Wednesday, February 1, 2012

Crazy Horse

Frederick Wiseman’s Crazy Horse, currently playing at Film Forum,
is numbing. If one of Wiseman’s objectives was to make a film about a burlesque house that is totally devoid of sexuality then he has succeeded. And if numbing is the intention then perhaps Wiseman’s next film should be Dentist in which he uses his signature naturalistic method (he uses no voice overs or other forms of commentary in his documentaries) to follow patients walking into the dentist’s office to receive shots of novocaine. Both dentistry and stripping partake of art and commerce. Dentistry is a business, but its aim is also beautiful teeth and burlesque is putatively about beauty too. If there is any dramatic tension in Crazy Horse, it lies between the desire of the Crazy Horse’s choreographer, Philippe, to create imaginative works and the need of the management to make money. Tensions arise when art gets in the way of commerce and some of the best scenes of the film center around the commodification of pleasure, from the lines of champagne bottles to the assembly line approach to the girls epitomized in the film’s audition sequence. In Crazy Horse Wiseman is returning to the subject of dance, which he dealt with in an earlier film on the Paris ballet, and while both films remain faithful to their creator’s credo—which is to keep the camera in observing as opposed to editorializing status—both miss the grand scope of his early films which dealt with things like mental institutions (Titicut Follies), the police (Law and Order) and hospitals (Hospital). Marshall McLuhan famously said the medium is the message, but the documentary form can induce atavistic urges in the filmgoer--like the desire to see meaningful subject matter addressed.
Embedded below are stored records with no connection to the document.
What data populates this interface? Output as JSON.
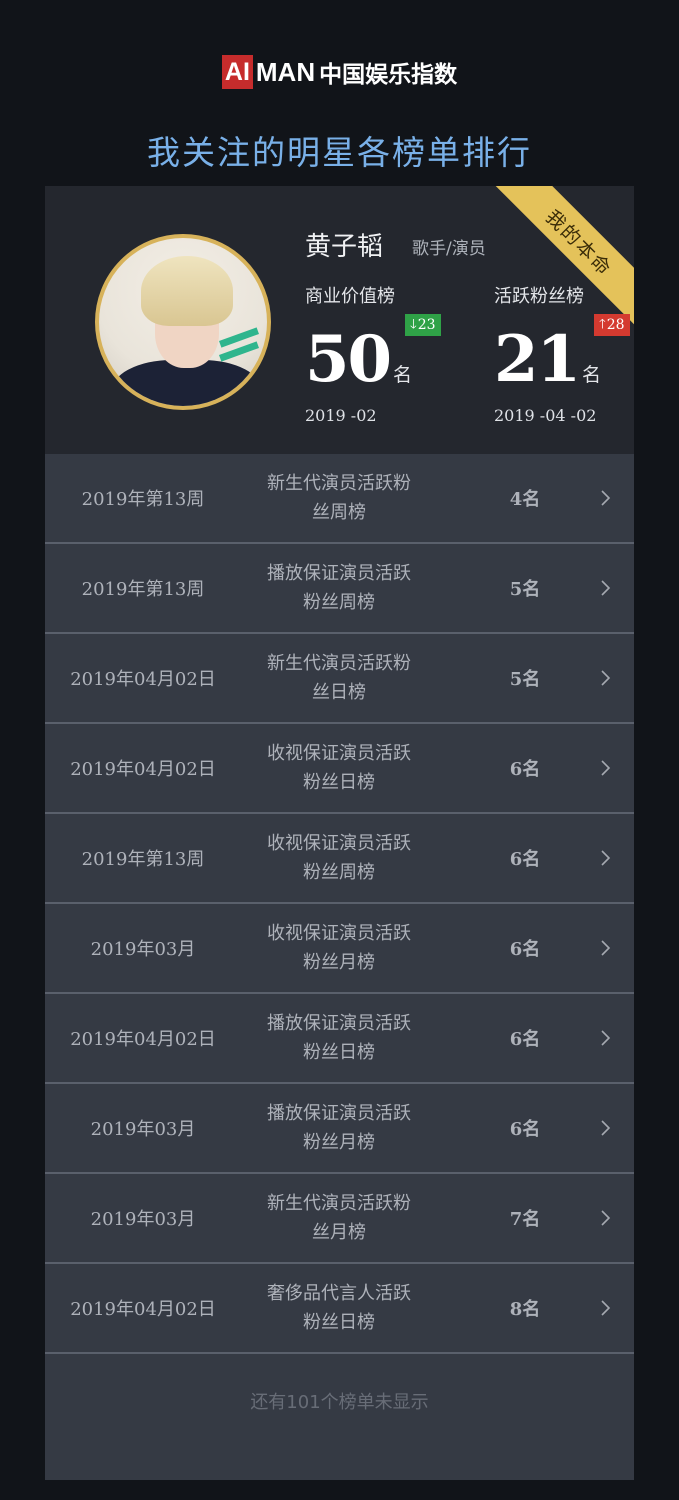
{
  "logo": {
    "ai": "AI",
    "man": "MAN",
    "cn": "中国娱乐指数"
  },
  "page_title": "我关注的明星各榜单排行",
  "profile": {
    "ribbon": "我的本命",
    "name": "黄子韬",
    "role": "歌手/演员",
    "avatar_icon": "portrait-photo",
    "blocks": [
      {
        "label": "商业价值榜",
        "rank": "50",
        "suffix": "名",
        "change": "23",
        "direction": "down",
        "date": "2019 -02"
      },
      {
        "label": "活跃粉丝榜",
        "rank": "21",
        "suffix": "名",
        "change": "28",
        "direction": "up",
        "date": "2019 -04 -02"
      }
    ]
  },
  "rankings": [
    {
      "period": "2019年第13周",
      "name": "新生代演员活跃粉丝周榜",
      "rank": "4名"
    },
    {
      "period": "2019年第13周",
      "name": "播放保证演员活跃粉丝周榜",
      "rank": "5名"
    },
    {
      "period": "2019年04月02日",
      "name": "新生代演员活跃粉丝日榜",
      "rank": "5名"
    },
    {
      "period": "2019年04月02日",
      "name": "收视保证演员活跃粉丝日榜",
      "rank": "6名"
    },
    {
      "period": "2019年第13周",
      "name": "收视保证演员活跃粉丝周榜",
      "rank": "6名"
    },
    {
      "period": "2019年03月",
      "name": "收视保证演员活跃粉丝月榜",
      "rank": "6名"
    },
    {
      "period": "2019年04月02日",
      "name": "播放保证演员活跃粉丝日榜",
      "rank": "6名"
    },
    {
      "period": "2019年03月",
      "name": "播放保证演员活跃粉丝月榜",
      "rank": "6名"
    },
    {
      "period": "2019年03月",
      "name": "新生代演员活跃粉丝月榜",
      "rank": "7名"
    },
    {
      "period": "2019年04月02日",
      "name": "奢侈品代言人活跃粉丝日榜",
      "rank": "8名"
    }
  ],
  "footer_note": "还有101个榜单未显示",
  "colors": {
    "background": "#111419",
    "title": "#79b0e8",
    "ribbon": "#e4c25a",
    "avatar_border": "#d7b25a",
    "badge_down": "#2fa247",
    "badge_up": "#d43a30",
    "logo_ai": "#c62c2c"
  }
}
  1. Hi Francis,

    Wasn't it Marshall McLuhan, not Buckminster Fuller, who said that?

  2. You are absolutely right and I made the change. Thanks!


Note: Only a member of this blog may post a comment.